At ISC 16, Intel formally launched the Intel Xeon E5-4600 V4 series of processors. The systems were allowed to be announced during the Intel Xeon E7 V4 launch a few weeks ago, as we saw with Dell’s announcement. We confirmed with Intel at that time and we were not allowed to discuss processor specifics. As of this week, the processors have been officially launched.
The Intel Xeon E5-4600 V4 family of processors is meant to be a scale-up version of the Intel Xeon E5-2600 V4 family. The chips are also based on the “Broadwell” generation of processors. Intel has had a cadence of launching the E5-2600 line, the E7 line then the E5-4600 line in that order for a few years now so this release was expected. If you were reading your favorite (non-STH) tech site this week, odds are you did not see any news on the launch as the CPUs generally feature a very low PR launch profile.
Intel Xeon E5-4600 V4 Family Details and Comparison
The Intel Xeon E5-4600 V4 family is a drop-in replacement for the E5-4600 V3 family. We expect platforms to simply require a BIOS update to allow access to the new chips. Although upgrades are unlikely, it does mean that there are few new product launches around these processors.

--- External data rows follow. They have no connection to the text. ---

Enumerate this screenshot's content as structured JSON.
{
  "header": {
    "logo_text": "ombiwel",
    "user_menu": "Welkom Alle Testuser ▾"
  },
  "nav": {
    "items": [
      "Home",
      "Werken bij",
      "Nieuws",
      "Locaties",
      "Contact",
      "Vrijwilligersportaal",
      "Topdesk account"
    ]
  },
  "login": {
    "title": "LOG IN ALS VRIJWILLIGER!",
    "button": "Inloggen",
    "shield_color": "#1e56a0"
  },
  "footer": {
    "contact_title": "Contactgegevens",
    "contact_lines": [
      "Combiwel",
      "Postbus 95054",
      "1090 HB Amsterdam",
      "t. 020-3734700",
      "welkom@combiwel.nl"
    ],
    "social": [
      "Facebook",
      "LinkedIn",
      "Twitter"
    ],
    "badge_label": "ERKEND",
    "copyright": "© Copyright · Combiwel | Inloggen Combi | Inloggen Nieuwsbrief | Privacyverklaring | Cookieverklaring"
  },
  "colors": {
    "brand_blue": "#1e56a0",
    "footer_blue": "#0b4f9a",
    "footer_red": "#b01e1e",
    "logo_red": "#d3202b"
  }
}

The ten SKUs range from 8 cores/ 16 threads and up to 22 cores/ 44 threads. There is also a 10 core / 10 thread part without hyper-threading. For many of the workloads that these processors deal with licensing costs for software can easily eclipse hardware costs by several fold. That means that the processor SKUs are often optimized to provide value running specific workloads. For example, the Intel Xeon E5-4655 V4 is an 8 core / 16 thread part but has high frequencies. This is good for applications that have a high per-core licensing model. Also, the systems that these processors come in are generally five or more figures in terms of pricing. What that means from a practical perspective is that discounts tend to be higher in high list price/ high discount transactions.
The Intel Xeon E5-4600 V4 family will likely supplant the V3 generation over the next month or two in new systems. The family offers more memory performance and PCIe lanes than the Intel Xeon E7 series however those looking at 4 socket systems often find the E7 line to be attractive given its memory capacity and scaling to 8 sockets.